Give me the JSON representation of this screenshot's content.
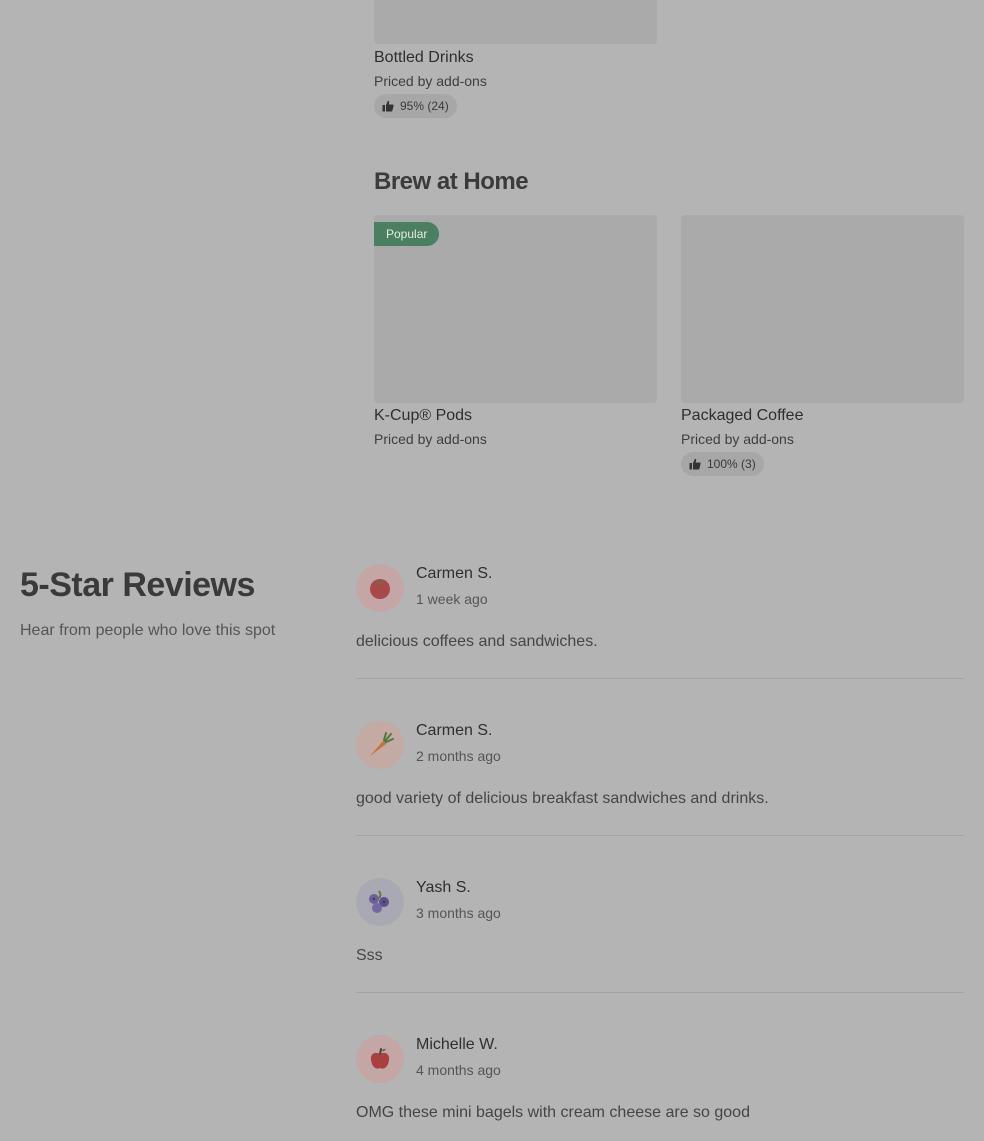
{
  "menu": {
    "bottled_drinks": {
      "name": "Bottled Drinks",
      "price": "Priced by add-ons",
      "rating": "95% (24)"
    },
    "brew_at_home": {
      "title": "Brew at Home",
      "items": [
        {
          "name": "K-Cup® Pods",
          "price": "Priced by add-ons",
          "badge": "Popular"
        },
        {
          "name": "Packaged Coffee",
          "price": "Priced by add-ons",
          "rating": "100% (3)"
        }
      ]
    }
  },
  "reviews": {
    "title": "5-Star Reviews",
    "subtitle": "Hear from people who love this spot",
    "items": [
      {
        "name": "Carmen S.",
        "date": "1 week ago",
        "text": "delicious coffees and sandwiches.",
        "avatar_icon": "tomato-icon",
        "avatar_bg": "#c4a6a6"
      },
      {
        "name": "Carmen S.",
        "date": "2 months ago",
        "text": "good variety of delicious breakfast sandwiches and drinks.",
        "avatar_icon": "carrot-icon",
        "avatar_bg": "#c4aaa4"
      },
      {
        "name": "Yash S.",
        "date": "3 months ago",
        "text": "Sss",
        "avatar_icon": "blueberry-icon",
        "avatar_bg": "#a9a9b3"
      },
      {
        "name": "Michelle W.",
        "date": "4 months ago",
        "text": "OMG these mini bagels with cream cheese are so good",
        "avatar_icon": "apple-icon",
        "avatar_bg": "#c4a6a6"
      }
    ]
  },
  "colors": {
    "page_bg": "#b4b4b4",
    "popular_badge": "#4a7f61",
    "image_placeholder": "#aaaaaa"
  }
}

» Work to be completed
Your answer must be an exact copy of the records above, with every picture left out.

» Result below
Give me the JSON representation of this screenshot's content.
{
  "menu": {
    "bottled_drinks": {
      "name": "Bottled Drinks",
      "price": "Priced by add-ons",
      "rating": "95% (24)"
    },
    "brew_at_home": {
      "title": "Brew at Home",
      "items": [
        {
          "name": "K-Cup® Pods",
          "price": "Priced by add-ons",
          "badge": "Popular"
        },
        {
          "name": "Packaged Coffee",
          "price": "Priced by add-ons",
          "rating": "100% (3)"
        }
      ]
    }
  },
  "reviews": {
    "title": "5-Star Reviews",
    "subtitle": "Hear from people who love this spot",
    "items": [
      {
        "name": "Carmen S.",
        "date": "1 week ago",
        "text": "delicious coffees and sandwiches.",
        "avatar_icon": "tomato-icon",
        "avatar_bg": "#c4a6a6"
      },
      {
        "name": "Carmen S.",
        "date": "2 months ago",
        "text": "good variety of delicious breakfast sandwiches and drinks.",
        "avatar_icon": "carrot-icon",
        "avatar_bg": "#c4aaa4"
      },
      {
        "name": "Yash S.",
        "date": "3 months ago",
        "text": "Sss",
        "avatar_icon": "blueberry-icon",
        "avatar_bg": "#a9a9b3"
      },
      {
        "name": "Michelle W.",
        "date": "4 months ago",
        "text": "OMG these mini bagels with cream cheese are so good",
        "avatar_icon": "apple-icon",
        "avatar_bg": "#c4a6a6"
      }
    ]
  },
  "colors": {
    "page_bg": "#b4b4b4",
    "popular_badge": "#4a7f61",
    "image_placeholder": "#aaaaaa"
  }
}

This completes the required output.